The Motorcycle Safety Foundation is a valuable resource. It is a not-for-profit resource, internationally recognized for comprehensive, research-based, Rider Education and Training System (RETS), which promotes lifelong-learning for motorcyclists and continuous professional development for certified coaches and trainers. MSF also actively participates in government relations, safety research and public awareness campaigns.

Check for available trainings and download their popular guide, You and Your Motorcycle: Riding Tips. Check out their other guides for three-wheelers, scooters, off-highway riding and more.

III: Background on: Motorcycle crashes

NHTSA: Motorcycle Safety

Choose the right helmet – how to find the right fit for safety

Helmet safety ratings – Make sure your helmet has the DOT symbol on the outside back; this means it meets Federal Motor Vehicle Safety Standard (FMVSS) No. 218.

Motorcycle Industry Council Tire Guide

NHTSA: Safety Issues and Recalls – search by VIN

Additional Resources

How to Prepare your Motorcycle for Spring

Consumer Reports: Motorcycle Buying Guide & Ratings

Motorcycle Club Listings

Boat Safety Week in two words: Wear It!


illustration of people wering life jackets for Safe Boating Week

It’s National Safe Boating Week May 18-24, a good reminder to all boat owners and boat lovers to review boat safety best practices and to take the “Wear It” Life Jacket Pledge.
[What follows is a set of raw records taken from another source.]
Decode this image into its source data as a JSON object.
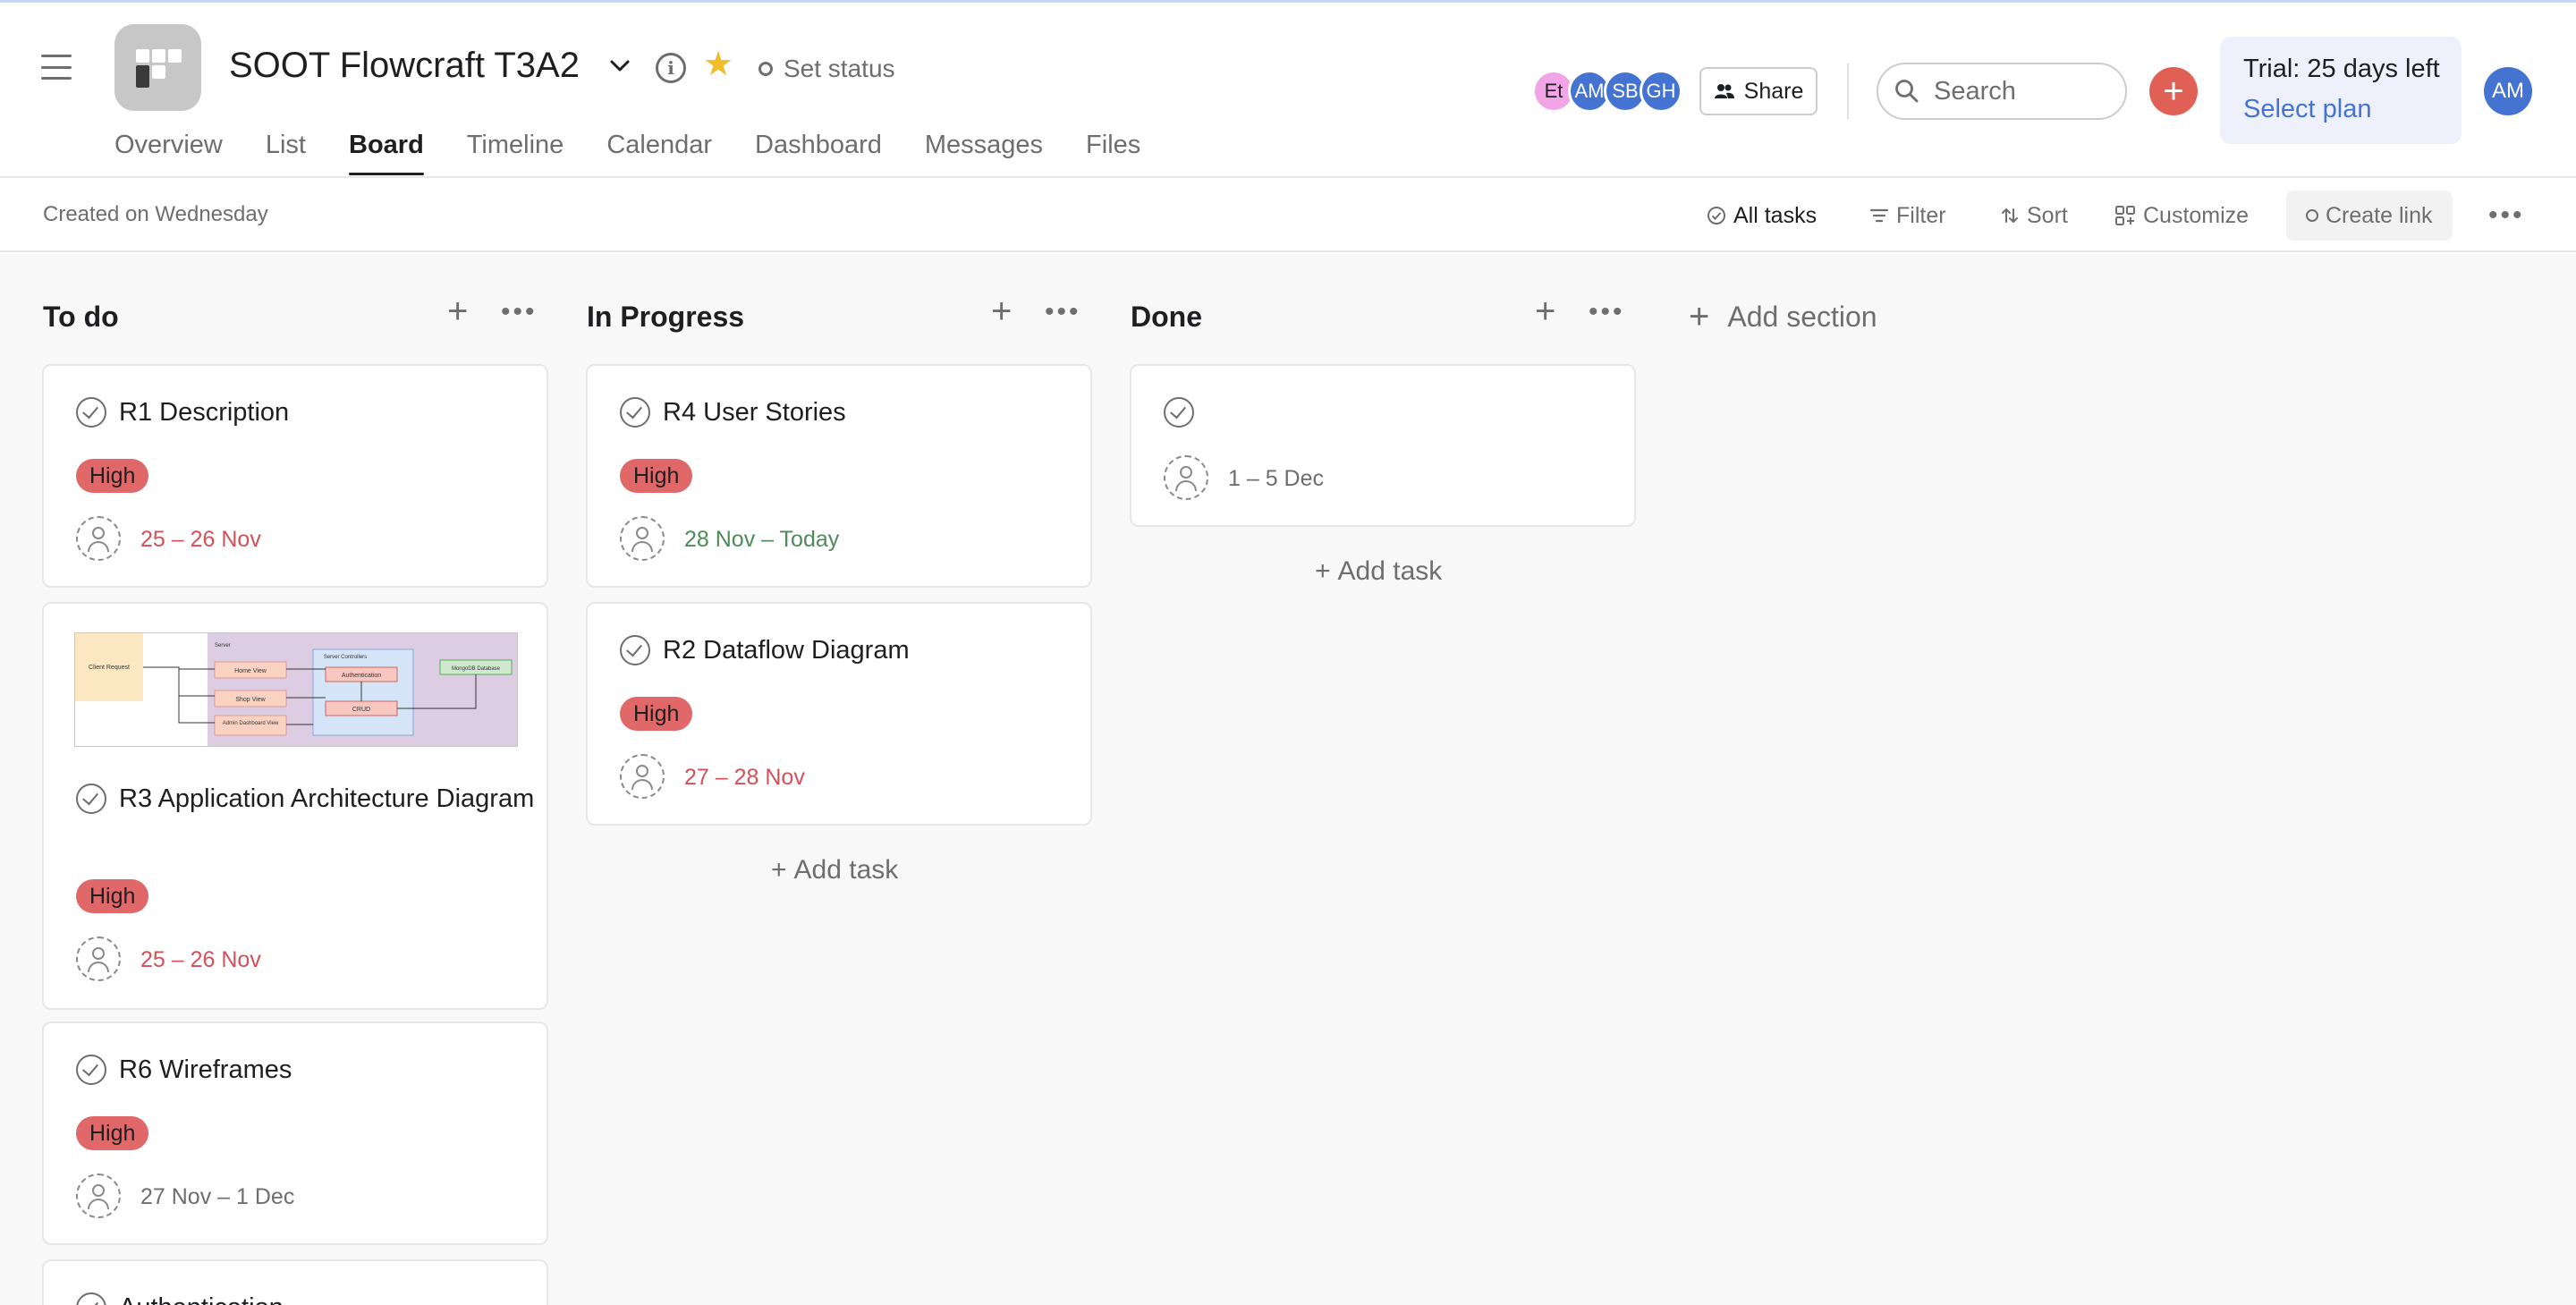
{
  "project": {
    "title": "SOOT Flowcraft T3A2",
    "set_status": "Set status"
  },
  "header": {
    "avatars": [
      {
        "initials": "Et",
        "color": "#f1a5e6"
      },
      {
        "initials": "AM",
        "color": "#4573d2"
      },
      {
        "initials": "SB",
        "color": "#4573d2"
      },
      {
        "initials": "GH",
        "color": "#4573d2"
      }
    ],
    "share_label": "Share",
    "search_placeholder": "Search",
    "trial_text": "Trial: 25 days left",
    "select_plan": "Select plan",
    "user_initials": "AM"
  },
  "tabs": [
    "Overview",
    "List",
    "Board",
    "Timeline",
    "Calendar",
    "Dashboard",
    "Messages",
    "Files"
  ],
  "active_tab": "Board",
  "toolbar": {
    "created": "Created on Wednesday",
    "all_tasks": "All tasks",
    "filter": "Filter",
    "sort": "Sort",
    "customize": "Customize",
    "create_link": "Create link"
  },
  "board": {
    "add_section": "Add section",
    "add_task": "Add task",
    "columns": [
      {
        "name": "To do",
        "cards": [
          {
            "title": "R1 Description",
            "priority": "High",
            "date": "25 – 26 Nov"
          },
          {
            "title": "R3 Application Architecture Diagram",
            "priority": "High",
            "date": "25 – 26 Nov"
          },
          {
            "title": "R6 Wireframes",
            "priority": "High",
            "date": "27 Nov – 1 Dec"
          },
          {
            "title": "Authentication"
          }
        ]
      },
      {
        "name": "In Progress",
        "cards": [
          {
            "title": "R4 User Stories",
            "priority": "High",
            "date": "28 Nov – Today"
          },
          {
            "title": "R2 Dataflow Diagram",
            "priority": "High",
            "date": "27 – 28 Nov"
          }
        ]
      },
      {
        "name": "Done",
        "cards": [
          {
            "title": "",
            "date": "1 – 5 Dec"
          }
        ]
      }
    ]
  },
  "diagram_thumbnail": {
    "labels": [
      "Client Request",
      "Server",
      "Home View",
      "Shop View",
      "Admin Dashboard View",
      "Server Controllers",
      "Authentication",
      "CRUD",
      "MongoDB Database"
    ]
  },
  "colors": {
    "priority_high": "#e06868",
    "date_overdue": "#d1525a",
    "date_today": "#4f8a5b",
    "accent": "#4573d2",
    "add_button": "#e06055"
  }
}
And if your boat represents a serious investment, it’s also a good time to think about insurance.

Why are life jackets important? In 2017, the Coast Guard counted 4,291 accidents that involved 658 deaths, 2,629 injuries and approximately $46 million dollars of damage to property as a result of recreational boating accidents.

Life jackets may not protect you against property damage, but they will help to save lives. But simply having life jackets on board is not enough – accidents happen too fast to access them. Being a good swimmer isn’t enough – an injury or water-logged clothes can interfere with even the strongest swimmer’s abilities. Another big objection is that jackets are too hot, too restrictive, or don’t look “cool,” but new, lightweight jackets are slimmer, cooler and less restrictive. Plus, as for the coolness factor – bicycle helmets didn’t look cool at one time, until they became a sporting fashion statement. Do your part to make life jackets cool.
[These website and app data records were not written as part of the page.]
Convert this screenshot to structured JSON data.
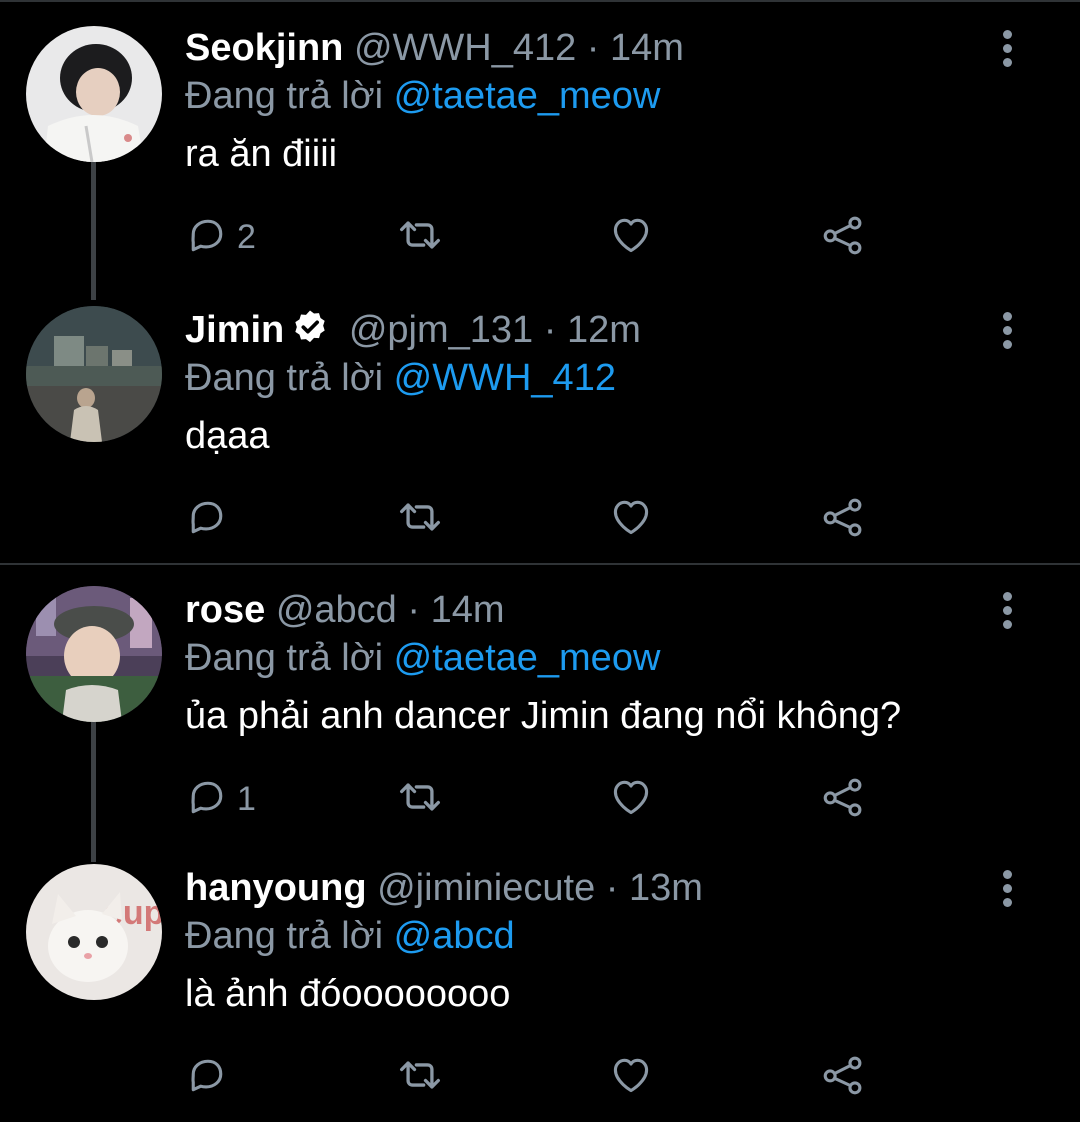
{
  "reply_prefix": "Đang trả lời",
  "colors": {
    "background": "#000000",
    "name": "#ffffff",
    "muted": "#8b98a5",
    "mention": "#1d9bf0",
    "divider": "#2f3336"
  },
  "icons": [
    "reply-icon",
    "retweet-icon",
    "like-icon",
    "share-icon",
    "more-icon",
    "verified-badge-icon"
  ],
  "tweets": [
    {
      "name": "Seokjinn",
      "handle": "@WWH_412",
      "separator": "·",
      "time": "14m",
      "reply_to": "@taetae_meow",
      "text": "ra ăn điiii",
      "reply_count": "2",
      "verified": false
    },
    {
      "name": "Jimin",
      "handle": "@pjm_131",
      "separator": "·",
      "time": "12m",
      "reply_to": "@WWH_412",
      "text": "dạaa",
      "reply_count": "",
      "verified": true
    },
    {
      "name": "rose",
      "handle": "@abcd",
      "separator": "·",
      "time": "14m",
      "reply_to": "@taetae_meow",
      "text": "ủa phải anh dancer Jimin đang nổi không?",
      "reply_count": "1",
      "verified": false
    },
    {
      "name": "hanyoung",
      "handle": "@jiminiecute",
      "separator": "·",
      "time": "13m",
      "reply_to": "@abcd",
      "text": "là ảnh đóoooooooo",
      "reply_count": "",
      "verified": false
    }
  ]
}
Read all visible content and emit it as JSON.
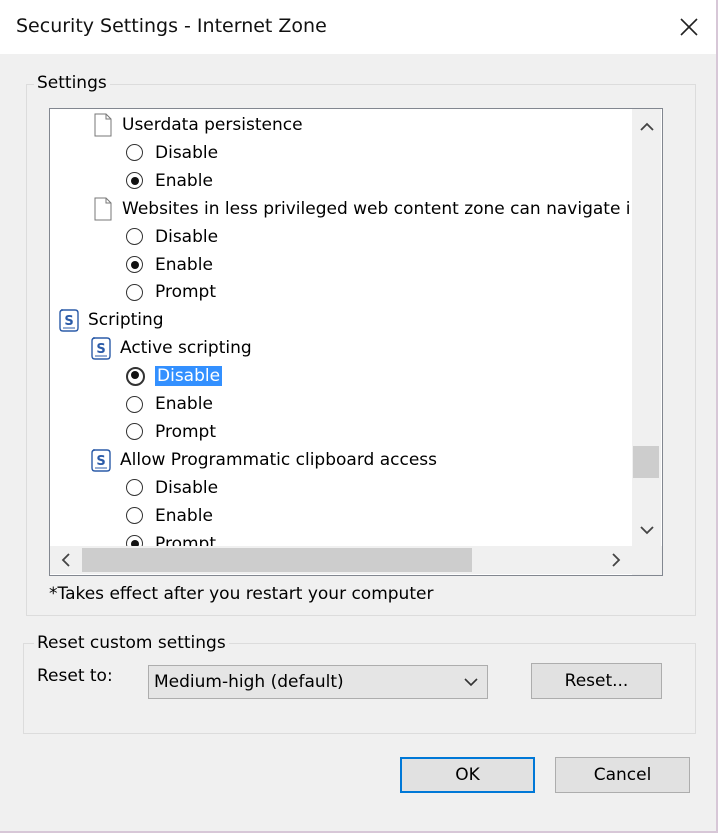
{
  "window": {
    "title": "Security Settings - Internet Zone",
    "close_label": "✕"
  },
  "settings_group": {
    "label": "Settings",
    "tree": [
      {
        "kind": "doc",
        "label": "Userdata persistence"
      },
      {
        "kind": "radio",
        "label": "Disable",
        "checked": false
      },
      {
        "kind": "radio",
        "label": "Enable",
        "checked": true
      },
      {
        "kind": "doc",
        "label": "Websites in less privileged web content zone can navigate in"
      },
      {
        "kind": "radio",
        "label": "Disable",
        "checked": false
      },
      {
        "kind": "radio",
        "label": "Enable",
        "checked": true
      },
      {
        "kind": "radio",
        "label": "Prompt",
        "checked": false
      },
      {
        "kind": "script-category",
        "label": "Scripting"
      },
      {
        "kind": "script",
        "label": "Active scripting"
      },
      {
        "kind": "radio",
        "label": "Disable",
        "checked": true,
        "selected": true
      },
      {
        "kind": "radio",
        "label": "Enable",
        "checked": false
      },
      {
        "kind": "radio",
        "label": "Prompt",
        "checked": false
      },
      {
        "kind": "script",
        "label": "Allow Programmatic clipboard access"
      },
      {
        "kind": "radio",
        "label": "Disable",
        "checked": false
      },
      {
        "kind": "radio",
        "label": "Enable",
        "checked": false
      },
      {
        "kind": "radio",
        "label": "Prompt",
        "checked": true
      }
    ],
    "note": "*Takes effect after you restart your computer"
  },
  "reset_group": {
    "label": "Reset custom settings",
    "reset_to_label": "Reset to:",
    "selected_level": "Medium-high (default)",
    "reset_button": "Reset..."
  },
  "footer": {
    "ok": "OK",
    "cancel": "Cancel"
  },
  "colors": {
    "selection": "#3390ff",
    "default_button_border": "#0078d7",
    "script_icon": "#2b5ba8"
  },
  "icons": {
    "doc": "document-icon",
    "script": "script-icon"
  }
}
The U.S. Coast Guard life jacket requirements for recreational vessels:

  • A wearable life jacket for each person must be aboard
  • Life jackets must be U. S. Coast Guard approved
  • Jackets must be proper size for the intended wearer
  • In good and serviceable condition
  • Properly stowed (readily accessible)

The Coast Guard puts out a brochure that talks about the different types of life jackets and how to ensure a good fit.

Before you take put any boats int he water, make sure you know the federal laws as well as any state laws that might apply. The US Coast Guard offers links and resources on boat regulations and laws, including federal and state laws, navigation rules, and more.

Talk to your independent agent about Boating Insurance

Do you need boat insurance? Your homeowners or renters insurance may cover canoes and small sailboats or powerboats, but larger boats require a separate policy. Talk to your independent agent about the coverage you do have and whether it applies to any boats that you have. Typically, liability coverage would need to be added as an endorsement to a homeowners policy. The Insurance Information Institute offers a good overview of boat and watercraft insurance, as well as safety best practices.